The mean residual scores are calculated for each subject area. Each of the mean residual scores is greater than 0, and the T-test p-values (<0.05) indicate that the means are significantly greater than 0. Therefore, the growth in each subject area is classified as “Above Expected.”

Second Example

In this example, 131 students took the ACT Plan assessment in 10th grade and then took the ACT in 11th grade (11 or 12 months later). Students’ predicted ACT scores are determined by their ACT Plan scores in all four subject areas, as well as the number of months elapsed between the ACT Plan and ACT tests. Predicted ACT scores can be compared to actual ACT scores to obtain residual scores that measure growth relative to peers. The predicted values and residual scores are highlighted in the spreadsheet. The worksheet named “Projection Model Parameters” is obtained from the Projection ACT Plan grade 10 to ACT grade 11 (10–14 months) file.

The mean residual scores are calculated for each subject area. For English, Reading, and Science, the mean of the residual scores is less than 0, and the T-test p-values (<0.05) indicate that the means are significantly less than 0. Therefore, the growth in English, Reading, and Science is classified as “Below Expected.” For Mathematics, the mean of the residual scores is less than 0, but the T-test p-value (0.269) indicates that the mean is not significantly less than 0. Therefore, the growth in Mathematics is classified as “Expected.”
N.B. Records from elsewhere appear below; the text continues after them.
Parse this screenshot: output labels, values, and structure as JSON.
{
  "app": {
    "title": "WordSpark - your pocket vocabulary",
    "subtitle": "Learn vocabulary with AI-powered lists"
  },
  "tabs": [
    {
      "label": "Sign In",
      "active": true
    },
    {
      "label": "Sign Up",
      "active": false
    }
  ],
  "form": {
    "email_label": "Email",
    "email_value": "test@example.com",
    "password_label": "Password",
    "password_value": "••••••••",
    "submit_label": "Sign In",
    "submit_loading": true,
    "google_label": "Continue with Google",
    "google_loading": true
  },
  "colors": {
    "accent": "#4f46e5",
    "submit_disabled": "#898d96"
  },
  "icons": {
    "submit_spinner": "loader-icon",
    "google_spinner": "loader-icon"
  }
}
Third Example

In this example, 85 students took the ACT Plan assessment in the fall and then took the ACT QualityCore Algebra 2 end-of-course test in the spring. For each student, ACT QualityCore Algebra 2 score predictions are made for different percentile levels of growth: 10th, 25th, 50th, 75th, and 90th. Students’ predicted scores are determined by their ACT Plan scores in all four subject areas. Predicted ACT QualityCore Algebra 2 scores (at the 50th percentile level) can be compared to actual ACT QualityCore Algebra 2 scores to obtain residual scores that measure growth relative to peers. The predicted values and residual scores are highlighted in the spreadsheet. The worksheet named “SGP Parameters” is obtained from the Student Growth Percentiles ACT Plan to ACT QualityCore Algebra 2 (6–12 months) file.

The mean residual scores are calculated for ACT QualityCore Algebra 2. The mean of the residual scores is less than 0. The T-test p-value is 0.085 (>0.05), so there is not enough evidence to conclude that the mean is significantly less than 0. Therefore, the growth in ACT QualityCore Algebra 2 is classified as “Expected.”